_WHAT IS NEEDED_
The response must contain every line below in which "level" appears.

(Source data)
........

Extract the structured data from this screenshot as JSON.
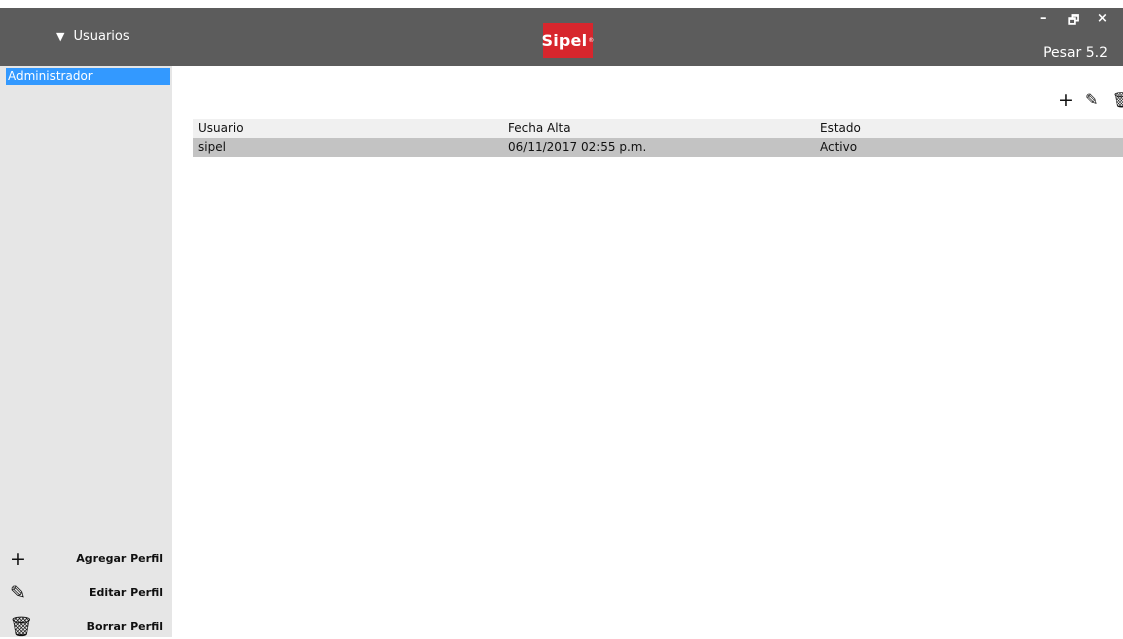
{
  "titlebar": {
    "nav_label": "Usuarios",
    "logo_text": "Sipel",
    "logo_mark": "®",
    "version": "Pesar 5.2",
    "controls": {
      "minimize": "–",
      "maximize": "🗗",
      "close": "×"
    }
  },
  "sidebar": {
    "profiles": [
      {
        "label": "Administrador",
        "selected": true
      }
    ],
    "actions": [
      {
        "icon": "plus-icon",
        "glyph": "+",
        "label": "Agregar Perfil"
      },
      {
        "icon": "pencil-icon",
        "glyph": "✎",
        "label": "Editar Perfil"
      },
      {
        "icon": "trash-icon",
        "glyph": "🗑",
        "label": "Borrar Perfil"
      }
    ]
  },
  "toolbar": {
    "add_glyph": "+",
    "edit_glyph": "✎",
    "delete_glyph": "🗑"
  },
  "table": {
    "columns": [
      "Usuario",
      "Fecha Alta",
      "Estado"
    ],
    "rows": [
      [
        "sipel",
        "06/11/2017 02:55 p.m.",
        "Activo"
      ]
    ]
  },
  "colors": {
    "titlebar": "#5c5c5c",
    "sidebar": "#e6e6e6",
    "selection": "#3399ff",
    "logo_red": "#d7262d",
    "selected_row": "#c3c3c3"
  }
}
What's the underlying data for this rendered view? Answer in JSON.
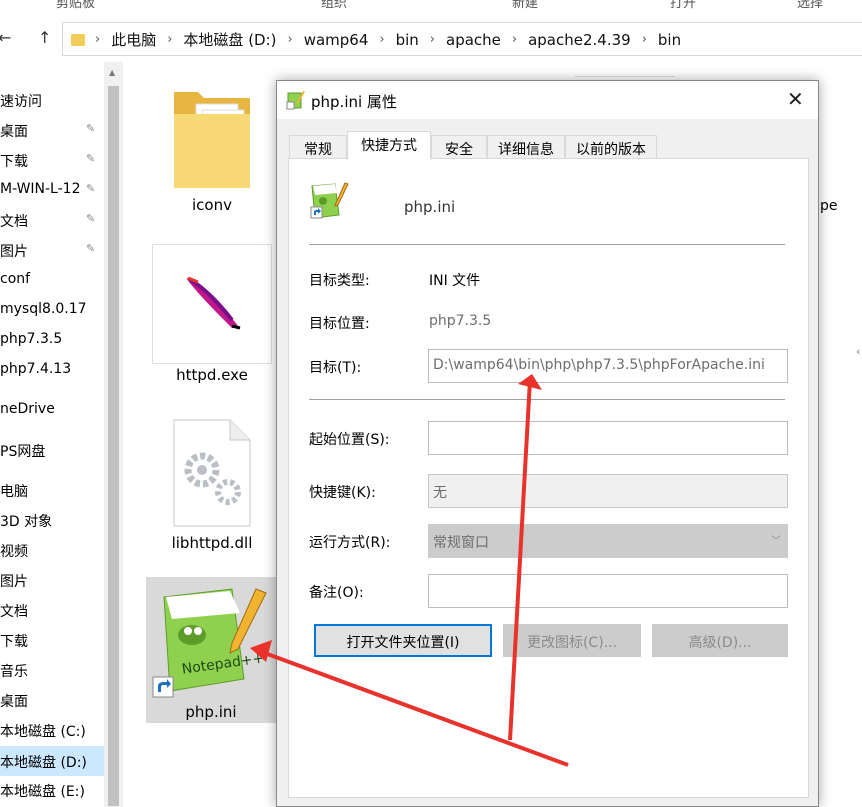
{
  "ribbon": {
    "groups": [
      "剪贴板",
      "组织",
      "新建",
      "打开",
      "选择"
    ]
  },
  "address": {
    "back_glyph": "←",
    "up_glyph": "↑",
    "crumbs": [
      "此电脑",
      "本地磁盘 (D:)",
      "wamp64",
      "bin",
      "apache",
      "apache2.4.39",
      "bin"
    ]
  },
  "nav": {
    "items": [
      {
        "label": "速访问",
        "pinned": false
      },
      {
        "label": "桌面",
        "pinned": true
      },
      {
        "label": "下载",
        "pinned": true
      },
      {
        "label": "M-WIN-L-12",
        "pinned": true
      },
      {
        "label": "文档",
        "pinned": true
      },
      {
        "label": "图片",
        "pinned": true
      },
      {
        "label": "conf",
        "pinned": false
      },
      {
        "label": "mysql8.0.17",
        "pinned": false
      },
      {
        "label": "php7.3.5",
        "pinned": false
      },
      {
        "label": "php7.4.13",
        "pinned": false
      },
      {
        "label": "neDrive",
        "pinned": false
      },
      {
        "label": "PS网盘",
        "pinned": false
      },
      {
        "label": "电脑",
        "pinned": false
      },
      {
        "label": "3D 对象",
        "pinned": false
      },
      {
        "label": "视频",
        "pinned": false
      },
      {
        "label": "图片",
        "pinned": false
      },
      {
        "label": "文档",
        "pinned": false
      },
      {
        "label": "下载",
        "pinned": false
      },
      {
        "label": "音乐",
        "pinned": false
      },
      {
        "label": "桌面",
        "pinned": false
      },
      {
        "label": "本地磁盘 (C:)",
        "pinned": false
      },
      {
        "label": "本地磁盘 (D:)",
        "pinned": false,
        "selected": true
      },
      {
        "label": "本地磁盘 (E:)",
        "pinned": false
      }
    ],
    "pin_glyph": "📌"
  },
  "files": {
    "iconv": "iconv",
    "httpd": "httpd.exe",
    "libhttpd": "libhttpd.dll",
    "phpini": "php.ini",
    "right_cut": "pe"
  },
  "dialog": {
    "title": "php.ini 属性",
    "close_glyph": "✕",
    "tabs": [
      "常规",
      "快捷方式",
      "安全",
      "详细信息",
      "以前的版本"
    ],
    "active_tab": 1,
    "file_name": "php.ini",
    "target_type_label": "目标类型:",
    "target_type_value": "INI 文件",
    "target_location_label": "目标位置:",
    "target_location_value": "php7.3.5",
    "target_label": "目标(T):",
    "target_value": "D:\\wamp64\\bin\\php\\php7.3.5\\phpForApache.ini",
    "start_in_label": "起始位置(S):",
    "start_in_value": "",
    "hotkey_label": "快捷键(K):",
    "hotkey_value": "无",
    "run_label": "运行方式(R):",
    "run_value": "常规窗口",
    "comment_label": "备注(O):",
    "comment_value": "",
    "btn_open_location": "打开文件夹位置(I)",
    "btn_change_icon": "更改图标(C)...",
    "btn_advanced": "高级(D)..."
  },
  "colors": {
    "selection": "#cce8ff",
    "focus_border": "#0078d7",
    "arrow": "#e8322b",
    "folder": "#f3cd5c"
  }
}
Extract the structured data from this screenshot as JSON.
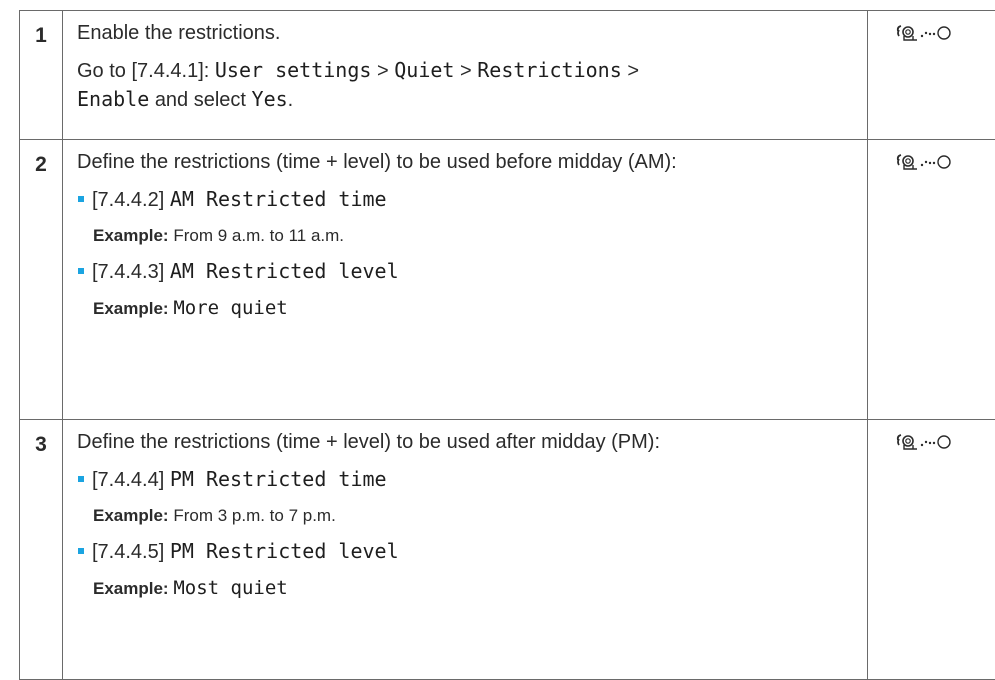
{
  "rows": [
    {
      "number": "1",
      "title": "Enable the restrictions.",
      "path_prefix": "Go to [7.4.4.1]:",
      "path_items": [
        "User settings",
        "Quiet",
        "Restrictions",
        "Enable"
      ],
      "separator": ">",
      "path_suffix": "and select",
      "path_value": "Yes",
      "period": ".",
      "icon": "remote-controller-icon"
    },
    {
      "number": "2",
      "title": "Define the restrictions (time + level) to be used before midday (AM):",
      "items": [
        {
          "code": "[7.4.4.2]",
          "name": "AM Restricted time",
          "example_label": "Example:",
          "example_text": "From 9 a.m. to 11 a.m."
        },
        {
          "code": "[7.4.4.3]",
          "name": "AM Restricted level",
          "example_label": "Example:",
          "example_value": "More quiet"
        }
      ],
      "icon": "remote-controller-icon"
    },
    {
      "number": "3",
      "title": "Define the restrictions (time + level) to be used after midday (PM):",
      "items": [
        {
          "code": "[7.4.4.4]",
          "name": "PM Restricted time",
          "example_label": "Example:",
          "example_text": "From 3 p.m. to 7 p.m."
        },
        {
          "code": "[7.4.4.5]",
          "name": "PM Restricted level",
          "example_label": "Example:",
          "example_value": "Most quiet"
        }
      ],
      "icon": "remote-controller-icon"
    }
  ],
  "colors": {
    "bullet": "#1ba4e1",
    "border": "#6a6a6a",
    "text": "#2b2b2b"
  }
}
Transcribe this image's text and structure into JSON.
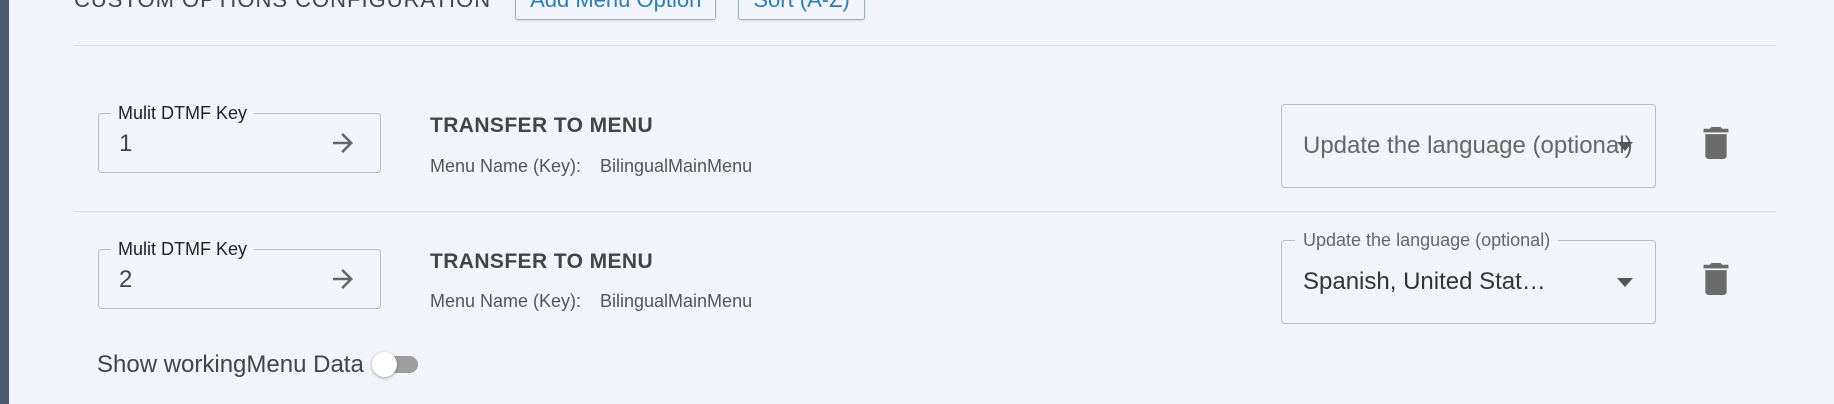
{
  "header": {
    "section_title": "CUSTOM OPTIONS CONFIGURATION",
    "add_button_label": "Add Menu Option",
    "sort_button_label": "Sort (A-Z)"
  },
  "options": [
    {
      "key_label": "Mulit DTMF Key",
      "key_value": "1",
      "action_title": "TRANSFER TO MENU",
      "menu_name_label": "Menu Name (Key):",
      "menu_name_value": "BilingualMainMenu",
      "language_placeholder": "Update the language (optional)",
      "language_label": "",
      "language_value": ""
    },
    {
      "key_label": "Mulit DTMF Key",
      "key_value": "2",
      "action_title": "TRANSFER TO MENU",
      "menu_name_label": "Menu Name (Key):",
      "menu_name_value": "BilingualMainMenu",
      "language_placeholder": "",
      "language_label": "Update the language (optional)",
      "language_value": "Spanish, United Stat…"
    }
  ],
  "footer": {
    "toggle_label": "Show workingMenu Data",
    "toggle_on": false
  },
  "colors": {
    "background": "#f1f5fb",
    "accent": "#2b7fb0",
    "border": "#bcbcbc",
    "toggle_track": "#9e9e9e"
  },
  "icons": [
    "arrow-right-icon",
    "trash-icon",
    "chevron-down-icon"
  ]
}
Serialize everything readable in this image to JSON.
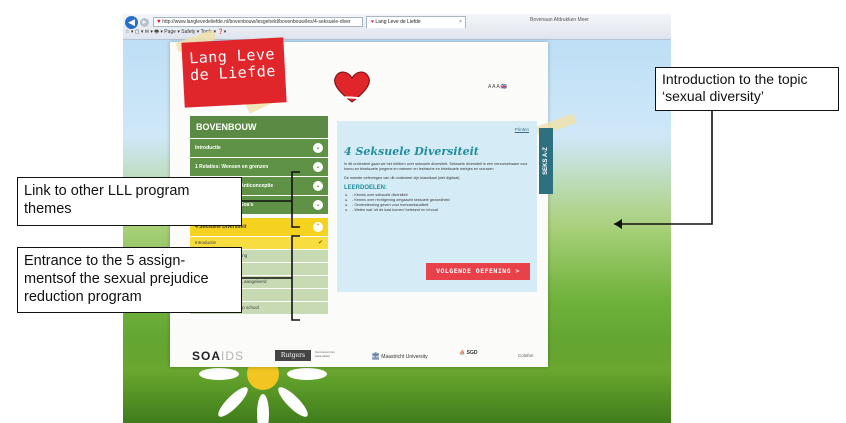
{
  "browser": {
    "address_url": "http://www.langlevedeliefde.nl/bovenbouw/lesgeheld/bovenbouw/les/4-seksuele-diver",
    "tab_title": "Lang Leve de Liefde",
    "tab_close": "×",
    "back_glyph": "◀",
    "forward_glyph": "▸",
    "toolbar_right": "Bovenaan   Afdrukken   Meer",
    "command_bar": "☆ ▾  ▢ ▾  ✉ ▾  🖶 ▾  Page ▾  Safety ▾  Tools ▾  ❓▾"
  },
  "site": {
    "logo_line1": "Lang Leve",
    "logo_line2": "de Liefde",
    "lang_controls": "A A A 🇬🇧",
    "print_link": "Printen",
    "side_tab": "SEKS A-Z"
  },
  "menu": {
    "heading": "BOVENBOUW",
    "chevron_down": "⌄",
    "chevron_up": "⌃",
    "items": [
      {
        "label": "Introductie"
      },
      {
        "label": "1 Relaties: Wensen en grenzen"
      },
      {
        "label": "2 (On)Veilig vrijen: Anticonceptie"
      },
      {
        "label": "3 (On)Veilig vrijen: Soa's"
      },
      {
        "label": "4 Seksuele Diversiteit"
      }
    ],
    "sub_items": [
      {
        "label": "Introductie",
        "check": "✔"
      },
      {
        "label": "oefening 1 Cirkel oefening"
      },
      {
        "label": "oefening 2 Wat is wat?"
      },
      {
        "label": "oefening 3 Aangeboren, aangeleerd"
      },
      {
        "label": "oefening 4 Coming out"
      },
      {
        "label": "oefening 5 Uit de kast op school"
      }
    ]
  },
  "content": {
    "title": "4 Seksuele Diversiteit",
    "para1": "In dit onderdeel gaan we het hebben over seksuele diversiteit. Seksuele diversiteit is een verzamelnaam voor homo-en biseksuele jongens en mannen en lesbische en biseksuele meisjes en vrouwen.",
    "para2": "De meeste oefeningen van dit onderdeel zijn klassikaal (niet digitaal).",
    "goals_heading": "LEERDOELEN:",
    "goals": [
      "- Kennis over seksuele diversiteit",
      "- Kennis over rechtgeving omgaacht seksuele gezondheid",
      "- Ondersteuning geven voor homoseksualiteit",
      "- Weten wat 'uit de kast komen' betekent en inhoud"
    ],
    "next_button": "VOLGENDE OEFENING  >"
  },
  "footer": {
    "soaids_a": "SOA",
    "soaids_b": "IDS",
    "rutgers": "Rutgers",
    "rutgers_sub": "Kenniscentrum seksualiteit",
    "maastricht_mark": "🏛",
    "maastricht": "Maastricht University",
    "sgd_mark": "⛵",
    "sgd": "SGD",
    "colofon": "Colofon"
  },
  "annotations": {
    "link_themes": "Link to other LLL program themes",
    "entrance": "Entrance to the 5 assign- mentsof the sexual prejudice reduction program",
    "intro_topic": "Introduction to the topic ‘sexual diversity’"
  },
  "colors": {
    "logo_red": "#e0252b",
    "menu_green": "#5f9147",
    "menu_active": "#f5d21f",
    "content_bg": "#d5ecf6",
    "accent_teal": "#238d9c",
    "button_red": "#e8414a"
  }
}
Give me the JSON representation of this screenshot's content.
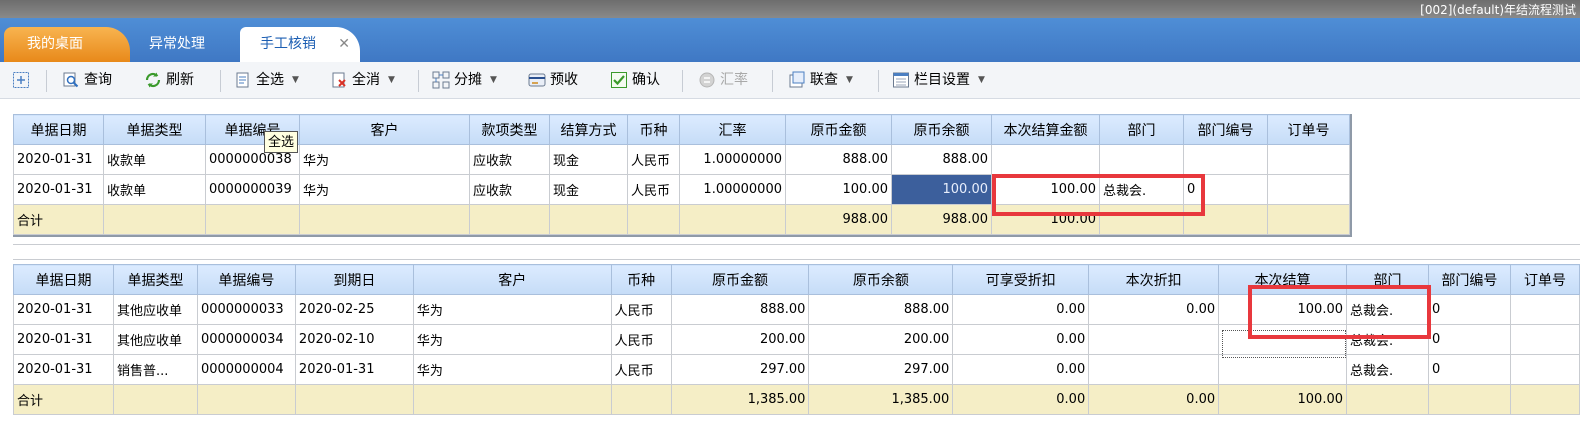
{
  "window": {
    "title": "[002](default)年结流程测试"
  },
  "tabs": [
    {
      "label": "我的桌面"
    },
    {
      "label": "异常处理"
    },
    {
      "label": "手工核销"
    }
  ],
  "toolbar": {
    "query": "查询",
    "refresh": "刷新",
    "select_all": "全选",
    "deselect_all": "全消",
    "allocate": "分摊",
    "prepay": "预收",
    "confirm": "确认",
    "exchange_rate": "汇率",
    "linked_query": "联查",
    "column_settings": "栏目设置"
  },
  "tooltip": {
    "text": "全选"
  },
  "receipts": {
    "columns": [
      "单据日期",
      "单据类型",
      "单据编号",
      "客户",
      "款项类型",
      "结算方式",
      "币种",
      "汇率",
      "原币金额",
      "原币余额",
      "本次结算金额",
      "部门",
      "部门编号",
      "订单号"
    ],
    "rows": [
      [
        "2020-01-31",
        "收款单",
        "0000000038",
        "华为",
        "应收款",
        "现金",
        "人民币",
        "1.00000000",
        "888.00",
        "888.00",
        "",
        "",
        "",
        ""
      ],
      [
        "2020-01-31",
        "收款单",
        "0000000039",
        "华为",
        "应收款",
        "现金",
        "人民币",
        "1.00000000",
        "100.00",
        "100.00",
        "100.00",
        "总裁会.",
        "0",
        ""
      ]
    ],
    "total": [
      "合计",
      "",
      "",
      "",
      "",
      "",
      "",
      "",
      "988.00",
      "988.00",
      "100.00",
      "",
      "",
      ""
    ]
  },
  "bills": {
    "columns": [
      "单据日期",
      "单据类型",
      "单据编号",
      "到期日",
      "客户",
      "币种",
      "原币金额",
      "原币余额",
      "可享受折扣",
      "本次折扣",
      "本次结算",
      "部门",
      "部门编号",
      "订单号"
    ],
    "rows": [
      [
        "2020-01-31",
        "其他应收单",
        "0000000033",
        "2020-02-25",
        "华为",
        "人民币",
        "888.00",
        "888.00",
        "0.00",
        "0.00",
        "100.00",
        "总裁会.",
        "0",
        ""
      ],
      [
        "2020-01-31",
        "其他应收单",
        "0000000034",
        "2020-02-10",
        "华为",
        "人民币",
        "200.00",
        "200.00",
        "0.00",
        "",
        "",
        "总裁会.",
        "0",
        ""
      ],
      [
        "2020-01-31",
        "销售普...",
        "0000000004",
        "2020-01-31",
        "华为",
        "人民币",
        "297.00",
        "297.00",
        "0.00",
        "",
        "",
        "总裁会.",
        "0",
        ""
      ]
    ],
    "total": [
      "合计",
      "",
      "",
      "",
      "",
      "",
      "1,385.00",
      "1,385.00",
      "0.00",
      "0.00",
      "100.00",
      "",
      "",
      ""
    ]
  },
  "colors": {
    "accent": "#3f78c4",
    "active_tab": "#e8891a",
    "highlight": "#e8383d",
    "total_row": "#f5eec6"
  }
}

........

_WRITTEN RESPONSE_
      "title": "Define the restrictions (time + level) to be used before midday (AM):",
          "name": "AM Restricted level",
      "title": "Define the restrictions (time + level) to be used after midday (PM):",
          "name": "PM Restricted level",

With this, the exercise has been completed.